Bharat Electronics Ltd. (BEL) reported revenues of Rs.5,710 crore in 2011-12, 3 per cent higher than that in the previous year. Chairman and Managing Director Anil Kumar attributed the “below-par” performance “mainly” to the fact that the company could supply components for only 15 out of the 96 sets of the Akash missile system that were to be supplied to the armed forces during 2011-12. He blamed the failure on a public sector consortium partner, but refused to name the company.

BEL's post-tax profit declined from Rs.861 crore in 2010-11 to Rs.725 crore in 2011-12, a drop of 16 per cent. Mr. Kumar attributed the pressures on the company to the “challenging environment.” The proportion of earnings from supplies made to the defence forces declined from 80 per cent in 2010-11 to 73 per cent in 2011-12, which also affected profitability, he added.

“We do not have a monopoly in the defence sector,” Mr. Kumar said. The company plans capital expenditure of Rs.400 crore in 2012-13, against Rs.230 crore invested in the previous year.

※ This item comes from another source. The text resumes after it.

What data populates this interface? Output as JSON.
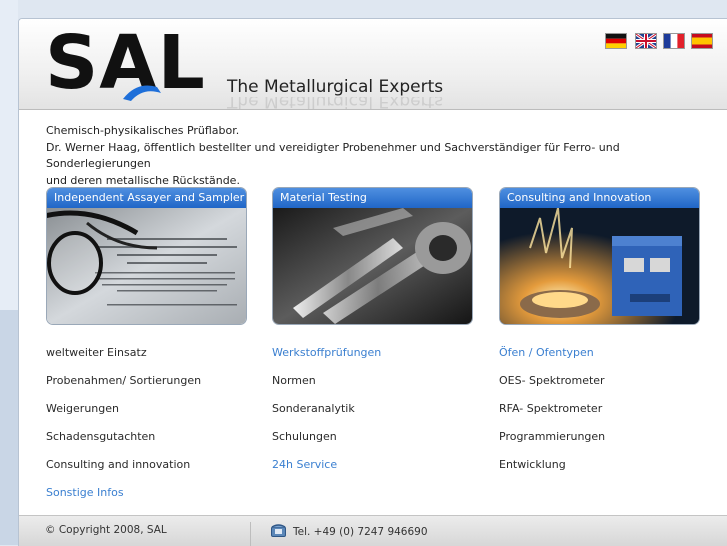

BEL's exports also declined — from $41.53 million in 2010-11 to $38.45 million in 2011-12. H. N. Ramakrishna, Director, Marketing, said the decline was mainly because the government “disallowed” $6.5 million worth of supplies made to the Indian subsidiary of Thales, a French electronics systems company, to be categorised as exports. He explained that a significant portion of the orders in the pipeline “was clogged” because the government had to wait for “evaluations” by the defence forces and the government. The company's order book was Rs.25,748 crore on April 1, 2012, as compared to Rs.23,600 crore on April 1, 2011.

Mr. Ramakrishna said the company was “vigorously pursuing offset opportunities that will arise from the deal for the Indian Air Force's acquisition of Medium Multi-Role Combat Aircraft (MMRCA).

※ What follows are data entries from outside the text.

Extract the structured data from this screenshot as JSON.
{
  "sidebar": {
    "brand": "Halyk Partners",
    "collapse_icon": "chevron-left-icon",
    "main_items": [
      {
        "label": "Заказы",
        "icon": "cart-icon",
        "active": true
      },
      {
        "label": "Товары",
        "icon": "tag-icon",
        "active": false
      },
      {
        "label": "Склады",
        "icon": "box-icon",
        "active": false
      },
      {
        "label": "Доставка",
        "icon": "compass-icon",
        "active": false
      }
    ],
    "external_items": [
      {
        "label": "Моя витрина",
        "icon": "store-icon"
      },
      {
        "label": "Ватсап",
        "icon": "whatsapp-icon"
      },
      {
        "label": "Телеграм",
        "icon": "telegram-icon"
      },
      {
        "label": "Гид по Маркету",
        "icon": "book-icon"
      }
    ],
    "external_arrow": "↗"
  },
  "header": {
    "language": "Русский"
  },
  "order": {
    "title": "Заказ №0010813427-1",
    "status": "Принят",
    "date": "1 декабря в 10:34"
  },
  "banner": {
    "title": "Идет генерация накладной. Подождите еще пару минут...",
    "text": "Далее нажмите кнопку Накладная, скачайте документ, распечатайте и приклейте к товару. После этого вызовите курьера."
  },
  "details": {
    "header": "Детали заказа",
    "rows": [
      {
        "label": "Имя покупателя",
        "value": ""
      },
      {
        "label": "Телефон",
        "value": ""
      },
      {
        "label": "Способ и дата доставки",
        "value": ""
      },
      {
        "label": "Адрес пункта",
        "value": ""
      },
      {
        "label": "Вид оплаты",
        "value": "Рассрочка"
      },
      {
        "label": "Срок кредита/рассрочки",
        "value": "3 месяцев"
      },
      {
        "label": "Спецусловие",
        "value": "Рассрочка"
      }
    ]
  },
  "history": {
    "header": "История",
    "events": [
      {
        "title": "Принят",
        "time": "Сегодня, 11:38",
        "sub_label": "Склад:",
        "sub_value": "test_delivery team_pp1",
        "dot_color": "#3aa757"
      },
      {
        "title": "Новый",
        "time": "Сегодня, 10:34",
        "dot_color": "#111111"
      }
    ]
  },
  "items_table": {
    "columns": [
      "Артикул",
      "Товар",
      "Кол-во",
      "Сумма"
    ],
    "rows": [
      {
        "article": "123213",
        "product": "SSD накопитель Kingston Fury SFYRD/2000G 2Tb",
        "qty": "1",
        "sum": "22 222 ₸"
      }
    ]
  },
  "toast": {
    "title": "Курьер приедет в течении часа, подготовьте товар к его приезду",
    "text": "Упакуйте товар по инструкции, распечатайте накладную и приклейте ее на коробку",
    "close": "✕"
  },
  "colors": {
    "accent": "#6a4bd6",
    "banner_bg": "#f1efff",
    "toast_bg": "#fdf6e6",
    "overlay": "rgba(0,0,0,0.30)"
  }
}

To a question whether it was fair for the government, the dominant shareholder, to indulge in dividend stripping of the company at a time when it needed to plough back profits for investments in new technologies, markets and for capital expenditure, Mr. Kumar told The Hindu, that “Shareholders of the company who had invested need to be suitably rewarded.” It may be recalled that BEL had declared a dividend of 216 per cent in 2010-11 and an interim dividend of 100 per cent (amounting to Rs.68 crore) in 2011-12.

During the year, the company supplied six lakh tablet devices to the Ministry of Rural Development for use by enumerators for the socio economic caste census for the identification of below-the-poverty line (BPL) families. Mr. Ramakrishna said the company earned Rs.273 crore from the sale of the “ruggedised” device. He said a fresh model would be ready in the current year. BEL earned Rs.242 crore from its participation in the National Population Register Project, which covers a population of 57.62 crore.

More In: Business | Companies